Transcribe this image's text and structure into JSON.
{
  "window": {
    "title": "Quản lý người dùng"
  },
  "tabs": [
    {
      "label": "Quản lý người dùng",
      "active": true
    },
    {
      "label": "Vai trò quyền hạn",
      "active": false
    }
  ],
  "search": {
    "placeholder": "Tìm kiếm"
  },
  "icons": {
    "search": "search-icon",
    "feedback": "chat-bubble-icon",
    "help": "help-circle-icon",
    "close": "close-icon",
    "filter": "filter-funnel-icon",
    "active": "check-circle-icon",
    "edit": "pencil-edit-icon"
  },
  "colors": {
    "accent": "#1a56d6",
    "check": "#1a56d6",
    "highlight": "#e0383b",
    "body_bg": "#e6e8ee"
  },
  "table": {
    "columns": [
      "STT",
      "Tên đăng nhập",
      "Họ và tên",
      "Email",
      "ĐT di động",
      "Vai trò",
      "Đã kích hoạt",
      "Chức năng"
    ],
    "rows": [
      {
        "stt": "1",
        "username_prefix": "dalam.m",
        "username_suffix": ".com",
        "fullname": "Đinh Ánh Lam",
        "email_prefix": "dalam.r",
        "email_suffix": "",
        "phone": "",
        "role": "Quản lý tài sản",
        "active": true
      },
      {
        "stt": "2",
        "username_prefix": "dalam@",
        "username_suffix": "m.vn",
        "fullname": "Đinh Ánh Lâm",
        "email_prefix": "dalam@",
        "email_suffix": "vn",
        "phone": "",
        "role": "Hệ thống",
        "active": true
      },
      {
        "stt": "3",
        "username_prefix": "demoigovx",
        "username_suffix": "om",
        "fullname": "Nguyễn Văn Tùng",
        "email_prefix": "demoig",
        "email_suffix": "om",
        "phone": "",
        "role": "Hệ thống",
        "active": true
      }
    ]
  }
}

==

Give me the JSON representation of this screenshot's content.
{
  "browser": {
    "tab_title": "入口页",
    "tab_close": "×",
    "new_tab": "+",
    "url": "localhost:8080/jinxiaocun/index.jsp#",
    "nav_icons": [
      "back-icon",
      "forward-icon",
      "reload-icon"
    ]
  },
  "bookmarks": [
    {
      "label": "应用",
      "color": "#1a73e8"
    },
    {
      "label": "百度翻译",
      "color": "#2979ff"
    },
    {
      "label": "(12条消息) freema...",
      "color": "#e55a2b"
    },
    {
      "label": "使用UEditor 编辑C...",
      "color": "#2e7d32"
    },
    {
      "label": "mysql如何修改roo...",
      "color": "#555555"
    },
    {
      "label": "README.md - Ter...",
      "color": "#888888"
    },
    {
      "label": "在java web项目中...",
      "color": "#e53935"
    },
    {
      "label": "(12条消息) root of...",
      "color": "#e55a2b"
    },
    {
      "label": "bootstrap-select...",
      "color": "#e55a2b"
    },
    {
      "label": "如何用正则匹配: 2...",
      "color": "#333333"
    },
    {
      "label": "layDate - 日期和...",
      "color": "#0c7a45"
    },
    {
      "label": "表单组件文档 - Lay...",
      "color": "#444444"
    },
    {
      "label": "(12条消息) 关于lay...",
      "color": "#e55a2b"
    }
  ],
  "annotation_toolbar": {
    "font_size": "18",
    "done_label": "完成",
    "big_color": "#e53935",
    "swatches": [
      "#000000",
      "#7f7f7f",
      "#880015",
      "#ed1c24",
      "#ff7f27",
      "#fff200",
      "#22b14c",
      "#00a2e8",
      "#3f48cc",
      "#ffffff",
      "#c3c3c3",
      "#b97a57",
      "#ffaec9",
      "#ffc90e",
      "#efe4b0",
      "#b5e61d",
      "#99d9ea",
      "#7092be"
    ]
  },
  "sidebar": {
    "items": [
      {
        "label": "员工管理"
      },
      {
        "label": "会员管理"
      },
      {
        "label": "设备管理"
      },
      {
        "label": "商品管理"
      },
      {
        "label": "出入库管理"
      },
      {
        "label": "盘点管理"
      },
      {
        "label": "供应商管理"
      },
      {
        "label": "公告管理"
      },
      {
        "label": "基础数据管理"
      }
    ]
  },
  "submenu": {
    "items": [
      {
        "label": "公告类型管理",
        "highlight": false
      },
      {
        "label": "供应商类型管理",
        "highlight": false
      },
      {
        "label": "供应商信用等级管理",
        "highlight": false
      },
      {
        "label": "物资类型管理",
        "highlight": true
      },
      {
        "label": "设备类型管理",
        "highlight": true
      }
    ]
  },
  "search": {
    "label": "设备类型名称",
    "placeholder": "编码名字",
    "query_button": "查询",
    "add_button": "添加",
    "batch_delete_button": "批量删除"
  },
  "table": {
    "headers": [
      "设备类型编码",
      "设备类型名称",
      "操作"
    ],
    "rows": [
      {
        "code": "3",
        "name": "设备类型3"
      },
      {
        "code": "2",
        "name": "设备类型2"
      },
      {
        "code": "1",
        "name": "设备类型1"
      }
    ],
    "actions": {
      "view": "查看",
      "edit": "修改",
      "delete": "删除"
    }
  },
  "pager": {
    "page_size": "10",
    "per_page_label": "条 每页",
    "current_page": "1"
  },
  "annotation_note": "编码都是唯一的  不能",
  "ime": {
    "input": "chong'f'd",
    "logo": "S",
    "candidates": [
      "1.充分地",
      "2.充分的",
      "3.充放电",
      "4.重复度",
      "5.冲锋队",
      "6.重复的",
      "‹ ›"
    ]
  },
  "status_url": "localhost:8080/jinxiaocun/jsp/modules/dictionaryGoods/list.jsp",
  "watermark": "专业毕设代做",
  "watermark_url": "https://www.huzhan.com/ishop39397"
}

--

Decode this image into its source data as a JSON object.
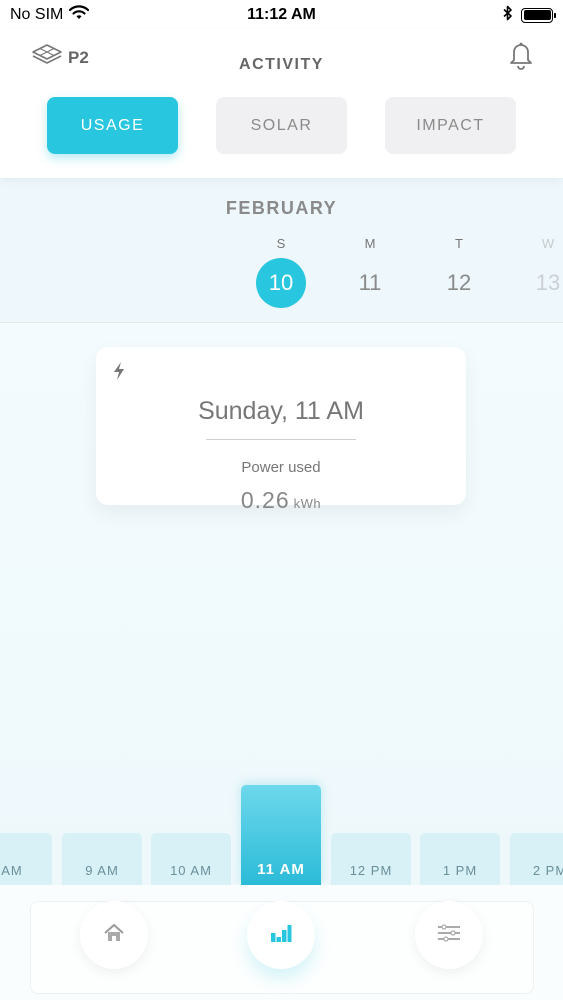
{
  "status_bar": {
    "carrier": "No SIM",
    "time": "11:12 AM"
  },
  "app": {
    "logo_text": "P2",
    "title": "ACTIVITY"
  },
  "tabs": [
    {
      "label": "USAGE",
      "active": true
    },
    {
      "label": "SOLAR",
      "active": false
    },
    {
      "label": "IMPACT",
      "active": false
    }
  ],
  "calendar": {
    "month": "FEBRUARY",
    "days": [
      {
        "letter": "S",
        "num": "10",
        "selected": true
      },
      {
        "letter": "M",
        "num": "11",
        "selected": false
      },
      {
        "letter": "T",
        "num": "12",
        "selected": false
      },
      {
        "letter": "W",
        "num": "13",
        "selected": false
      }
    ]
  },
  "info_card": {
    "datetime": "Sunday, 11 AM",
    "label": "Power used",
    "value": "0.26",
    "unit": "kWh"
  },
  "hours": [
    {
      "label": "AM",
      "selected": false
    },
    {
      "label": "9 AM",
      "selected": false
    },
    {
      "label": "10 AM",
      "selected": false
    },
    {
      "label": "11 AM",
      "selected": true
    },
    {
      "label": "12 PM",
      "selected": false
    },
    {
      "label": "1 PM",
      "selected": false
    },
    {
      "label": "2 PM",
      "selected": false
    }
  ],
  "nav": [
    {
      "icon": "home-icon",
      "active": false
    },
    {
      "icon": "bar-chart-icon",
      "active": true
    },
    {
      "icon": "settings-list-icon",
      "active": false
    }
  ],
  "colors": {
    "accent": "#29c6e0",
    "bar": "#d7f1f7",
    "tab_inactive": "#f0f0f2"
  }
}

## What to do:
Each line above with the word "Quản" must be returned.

## Task result:
    "title": "Quản lý người dùng"
      "label": "Quản lý người dùng",
        "role": "Quản lý tài sản",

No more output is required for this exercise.